If you purchase a stock on its ex-dividend date or after, you will not receive the next dividend payment. Instead, the seller gets the dividend. If you purchase before the ex-dividend date, you get the dividend.
Waiting to purchase the stock until after the dividend payment is a better strategy because it allows you to purchase the stock at a lower price without incurring dividend taxes.
Technically, you can sell stocks on or immediately after the ex-dividend date. If you hold the shares on an ex-dividend date, you'll be listed on the record date as well. Thus, you'll receive the dividend amount even if you sell the shares immediately.
What Is Ex-Dividend? Ex-dividend describes a stock that is trading without the value of the next dividend payment. The ex-dividend date or "ex-date" is the day the stock starts trading without the value of its next dividend payment.
The ex-date or ex-dividend date is the trading date on (and after) which the dividend is not owed to a new buyer of the stock. The ex-date is one business day before the date of record. The date of record is the day on which the company checks its records to identify shareholders of the company.
In order to receive the preferred 15% tax rate on dividends, you must hold the stock for a minimum number of days. That minimum period is 61 days within the 121-day period surrounding the ex-dividend date.
To ensure you are a shareholder by the record date you need to buy shares at least one day before the ex-dividend date. This is because the standard settlement for UK equities is two working days.
Generally speaking, if you held your shares for one year or less, then profits from the sale will be taxed as short-term capital gains. If you held your shares for more than one year before selling them, the profits will be taxed at the lower long-term capital gains rate.
In short, the 3-day rule dictates that following a substantial drop in a stock's share price — typically high single digits or more in terms of percent change — investors should wait 3 days to buy.
You can avoid the pattern day trader rule by buying shares today and selling them tomorrow. Gap trading helps savvy traders identify the stocks that will open or close at a price that will net them a profit.

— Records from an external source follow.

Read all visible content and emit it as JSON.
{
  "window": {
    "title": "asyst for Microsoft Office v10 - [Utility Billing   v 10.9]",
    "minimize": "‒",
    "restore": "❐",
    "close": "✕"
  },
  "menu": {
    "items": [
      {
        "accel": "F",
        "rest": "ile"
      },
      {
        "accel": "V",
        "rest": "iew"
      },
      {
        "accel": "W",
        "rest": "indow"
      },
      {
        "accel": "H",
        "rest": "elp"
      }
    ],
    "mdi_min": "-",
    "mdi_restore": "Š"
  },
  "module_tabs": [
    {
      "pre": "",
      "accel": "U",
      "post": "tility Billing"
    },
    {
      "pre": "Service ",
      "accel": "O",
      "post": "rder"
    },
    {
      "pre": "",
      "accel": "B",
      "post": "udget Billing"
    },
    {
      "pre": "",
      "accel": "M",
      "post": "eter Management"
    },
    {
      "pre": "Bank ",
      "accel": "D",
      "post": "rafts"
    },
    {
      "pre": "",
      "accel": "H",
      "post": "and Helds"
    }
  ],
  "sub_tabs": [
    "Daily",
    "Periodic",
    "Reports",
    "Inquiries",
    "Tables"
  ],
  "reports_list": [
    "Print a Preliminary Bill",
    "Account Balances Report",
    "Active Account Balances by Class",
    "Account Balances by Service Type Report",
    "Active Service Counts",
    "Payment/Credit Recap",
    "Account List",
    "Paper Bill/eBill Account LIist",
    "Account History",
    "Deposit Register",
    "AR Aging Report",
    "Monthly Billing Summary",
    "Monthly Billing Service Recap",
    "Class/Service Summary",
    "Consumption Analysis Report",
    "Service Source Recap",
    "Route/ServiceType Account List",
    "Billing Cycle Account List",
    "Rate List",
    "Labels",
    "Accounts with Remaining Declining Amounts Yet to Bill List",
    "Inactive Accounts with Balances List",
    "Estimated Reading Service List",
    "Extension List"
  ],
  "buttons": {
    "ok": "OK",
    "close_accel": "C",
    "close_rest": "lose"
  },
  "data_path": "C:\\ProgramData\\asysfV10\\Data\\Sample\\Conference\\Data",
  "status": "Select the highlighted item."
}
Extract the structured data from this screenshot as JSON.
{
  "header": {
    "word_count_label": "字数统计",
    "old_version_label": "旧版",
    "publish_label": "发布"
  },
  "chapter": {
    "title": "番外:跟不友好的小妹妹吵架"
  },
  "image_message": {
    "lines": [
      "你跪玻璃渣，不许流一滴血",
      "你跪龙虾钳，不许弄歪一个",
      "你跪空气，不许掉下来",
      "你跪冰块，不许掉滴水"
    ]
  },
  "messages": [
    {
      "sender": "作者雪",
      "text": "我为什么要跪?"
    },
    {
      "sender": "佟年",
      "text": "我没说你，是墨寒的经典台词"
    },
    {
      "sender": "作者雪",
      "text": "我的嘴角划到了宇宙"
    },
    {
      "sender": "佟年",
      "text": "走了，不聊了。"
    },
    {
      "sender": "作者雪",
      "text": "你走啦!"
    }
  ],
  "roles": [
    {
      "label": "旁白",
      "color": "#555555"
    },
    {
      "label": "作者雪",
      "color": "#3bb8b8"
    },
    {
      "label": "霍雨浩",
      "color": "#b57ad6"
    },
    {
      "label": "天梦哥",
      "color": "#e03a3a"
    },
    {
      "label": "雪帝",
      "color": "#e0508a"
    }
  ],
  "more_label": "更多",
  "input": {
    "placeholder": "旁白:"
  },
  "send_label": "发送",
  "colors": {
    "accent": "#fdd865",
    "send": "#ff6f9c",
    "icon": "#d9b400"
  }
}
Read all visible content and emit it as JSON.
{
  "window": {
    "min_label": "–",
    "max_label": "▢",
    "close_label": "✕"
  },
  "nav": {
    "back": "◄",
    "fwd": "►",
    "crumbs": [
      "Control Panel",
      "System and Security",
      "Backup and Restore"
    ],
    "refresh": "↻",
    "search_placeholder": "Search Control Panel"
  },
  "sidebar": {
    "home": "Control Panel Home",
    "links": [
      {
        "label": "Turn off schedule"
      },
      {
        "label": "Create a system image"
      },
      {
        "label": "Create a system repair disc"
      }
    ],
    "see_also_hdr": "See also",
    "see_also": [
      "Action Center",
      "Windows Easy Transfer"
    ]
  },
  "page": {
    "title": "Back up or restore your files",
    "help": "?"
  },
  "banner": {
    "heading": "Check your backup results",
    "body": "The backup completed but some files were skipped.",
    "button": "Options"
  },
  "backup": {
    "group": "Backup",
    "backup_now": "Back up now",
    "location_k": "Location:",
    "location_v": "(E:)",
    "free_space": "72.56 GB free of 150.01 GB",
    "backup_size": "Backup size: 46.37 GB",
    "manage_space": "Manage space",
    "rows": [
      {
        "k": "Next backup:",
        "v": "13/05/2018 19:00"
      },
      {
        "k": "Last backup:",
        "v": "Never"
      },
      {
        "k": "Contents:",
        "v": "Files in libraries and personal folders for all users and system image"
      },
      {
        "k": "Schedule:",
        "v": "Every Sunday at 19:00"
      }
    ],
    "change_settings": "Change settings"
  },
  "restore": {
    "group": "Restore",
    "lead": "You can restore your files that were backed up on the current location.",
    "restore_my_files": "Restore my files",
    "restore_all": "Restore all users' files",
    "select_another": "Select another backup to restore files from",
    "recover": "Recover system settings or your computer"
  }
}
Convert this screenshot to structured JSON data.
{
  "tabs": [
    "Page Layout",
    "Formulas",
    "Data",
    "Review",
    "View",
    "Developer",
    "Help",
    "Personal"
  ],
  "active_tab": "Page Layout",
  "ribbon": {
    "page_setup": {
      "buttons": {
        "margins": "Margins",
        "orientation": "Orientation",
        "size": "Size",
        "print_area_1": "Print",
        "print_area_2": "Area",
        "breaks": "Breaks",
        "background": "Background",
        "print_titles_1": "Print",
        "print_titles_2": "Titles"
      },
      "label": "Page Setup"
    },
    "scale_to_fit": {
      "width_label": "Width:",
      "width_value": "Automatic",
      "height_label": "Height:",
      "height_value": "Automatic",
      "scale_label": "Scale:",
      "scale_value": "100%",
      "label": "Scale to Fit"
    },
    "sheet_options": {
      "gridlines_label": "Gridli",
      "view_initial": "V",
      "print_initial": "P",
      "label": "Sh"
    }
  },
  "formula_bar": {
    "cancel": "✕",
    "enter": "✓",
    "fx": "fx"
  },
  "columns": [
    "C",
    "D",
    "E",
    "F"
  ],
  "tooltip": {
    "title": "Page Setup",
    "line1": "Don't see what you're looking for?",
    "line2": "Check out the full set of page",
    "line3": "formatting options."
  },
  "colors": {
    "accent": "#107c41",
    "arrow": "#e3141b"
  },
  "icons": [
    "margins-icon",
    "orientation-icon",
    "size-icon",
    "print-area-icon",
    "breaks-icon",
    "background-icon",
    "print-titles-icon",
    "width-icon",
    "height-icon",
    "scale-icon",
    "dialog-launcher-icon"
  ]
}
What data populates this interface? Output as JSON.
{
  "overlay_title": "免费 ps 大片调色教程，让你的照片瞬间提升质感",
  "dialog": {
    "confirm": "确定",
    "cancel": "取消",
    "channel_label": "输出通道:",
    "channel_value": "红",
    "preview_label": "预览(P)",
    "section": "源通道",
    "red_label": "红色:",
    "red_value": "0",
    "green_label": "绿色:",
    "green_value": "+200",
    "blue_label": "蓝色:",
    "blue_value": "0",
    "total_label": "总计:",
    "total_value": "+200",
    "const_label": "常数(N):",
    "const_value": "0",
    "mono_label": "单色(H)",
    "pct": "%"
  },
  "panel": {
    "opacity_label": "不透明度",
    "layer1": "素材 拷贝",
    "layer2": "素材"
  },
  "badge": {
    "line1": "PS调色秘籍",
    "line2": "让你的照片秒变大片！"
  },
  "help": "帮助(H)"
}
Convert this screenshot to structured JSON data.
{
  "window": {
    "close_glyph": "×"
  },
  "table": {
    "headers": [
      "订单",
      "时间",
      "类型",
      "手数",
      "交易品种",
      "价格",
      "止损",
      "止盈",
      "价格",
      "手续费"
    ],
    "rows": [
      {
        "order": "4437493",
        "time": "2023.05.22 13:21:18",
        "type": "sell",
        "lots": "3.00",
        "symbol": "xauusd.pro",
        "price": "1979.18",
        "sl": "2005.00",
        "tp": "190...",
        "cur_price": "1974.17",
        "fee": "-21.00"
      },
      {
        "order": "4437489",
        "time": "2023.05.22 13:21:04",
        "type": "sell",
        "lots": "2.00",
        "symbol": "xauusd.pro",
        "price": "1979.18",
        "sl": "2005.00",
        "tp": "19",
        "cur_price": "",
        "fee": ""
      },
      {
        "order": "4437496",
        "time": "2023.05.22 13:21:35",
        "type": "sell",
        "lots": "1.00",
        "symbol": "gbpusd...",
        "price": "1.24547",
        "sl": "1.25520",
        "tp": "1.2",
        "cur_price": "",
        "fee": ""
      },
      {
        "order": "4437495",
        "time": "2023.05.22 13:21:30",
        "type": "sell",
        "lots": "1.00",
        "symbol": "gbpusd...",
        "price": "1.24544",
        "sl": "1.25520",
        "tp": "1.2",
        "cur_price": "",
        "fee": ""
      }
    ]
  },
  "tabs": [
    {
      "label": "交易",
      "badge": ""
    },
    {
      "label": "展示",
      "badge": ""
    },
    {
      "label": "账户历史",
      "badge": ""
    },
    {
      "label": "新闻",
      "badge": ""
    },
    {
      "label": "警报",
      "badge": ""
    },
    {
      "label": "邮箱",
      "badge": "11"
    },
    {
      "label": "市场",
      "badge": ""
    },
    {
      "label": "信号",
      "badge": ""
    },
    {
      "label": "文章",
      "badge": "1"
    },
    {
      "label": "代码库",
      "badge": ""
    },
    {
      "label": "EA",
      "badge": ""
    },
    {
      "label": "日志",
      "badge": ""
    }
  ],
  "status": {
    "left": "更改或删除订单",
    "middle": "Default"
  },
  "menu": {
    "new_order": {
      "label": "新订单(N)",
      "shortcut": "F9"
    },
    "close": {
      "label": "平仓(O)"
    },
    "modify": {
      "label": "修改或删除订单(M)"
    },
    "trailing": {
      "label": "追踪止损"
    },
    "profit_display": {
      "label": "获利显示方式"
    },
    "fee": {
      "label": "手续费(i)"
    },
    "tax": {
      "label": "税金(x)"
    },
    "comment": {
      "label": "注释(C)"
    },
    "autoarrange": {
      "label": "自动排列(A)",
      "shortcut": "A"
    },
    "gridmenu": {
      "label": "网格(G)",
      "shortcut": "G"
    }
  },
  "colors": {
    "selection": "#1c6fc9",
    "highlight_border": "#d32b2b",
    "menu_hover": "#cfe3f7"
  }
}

The opening 9:30 a.m. to 10:30 a.m. Eastern time (ET) period is often one of the best hours of the day for day trading, offering the biggest moves in the shortest amount of time. A lot of professional day traders stop trading around 11:30 a.m. because that is when volatility and volume tend to taper off.
Regular trading begins at 9:30 a.m. EST, so the hour ending at 10:30 a.m. EST is often the best trading time of the day. 1 It offers the biggest moves in the shortest amount of time. Many professional day traders stop trading around 11:30 a.m., because that's when volatility and volume tend to taper off.
The open price simply reflects where the price has moved to. When it comes to dips then it is no wonder that the price will always retrace at some point. You might have an impression that this happens more often than random “around 10-11am". This is a wrong impression which is due to confirmation bias.
Panic selling occurs when a stock price rapidly declines on high volume. This often happens when some event forces investors to re-evaluate the stock's intrinsic value, or when short-term traders are able to force the stock price down far enough to trigger long-term stop-losses.
Stock prices fall on Mondays, following a rise on the previous trading day (usually Friday). This timing translates to a recurrent low or negative average return from Friday to Monday in the stock market.
Investors might sell a stock if it's determined that other opportunities can earn a greater return. If an investor holds onto an underperforming stock or is lagging the overall market, it may be time to sell that stock and put the money to work in another investment.
Q: Do I have to pay tax on stocks if I sell and reinvest? A: Yes. Selling and reinvesting your funds doesn't make you exempt from tax liability. If you are actively selling and reinvesting, however, you may want to consider long-term investments.
If you sell too early and the stock goes higher, you risk leaving gains on the table. If you sell too late and the stock plunges, you've probably missed your opportunity.
Generally, any profit you make on the sale of a stock is taxable at either 0%, 15% or 20% if you held the shares for more than a year or at your ordinary tax rate if you held the shares for less than a year. Also, any dividends you receive from a stock are usually taxable.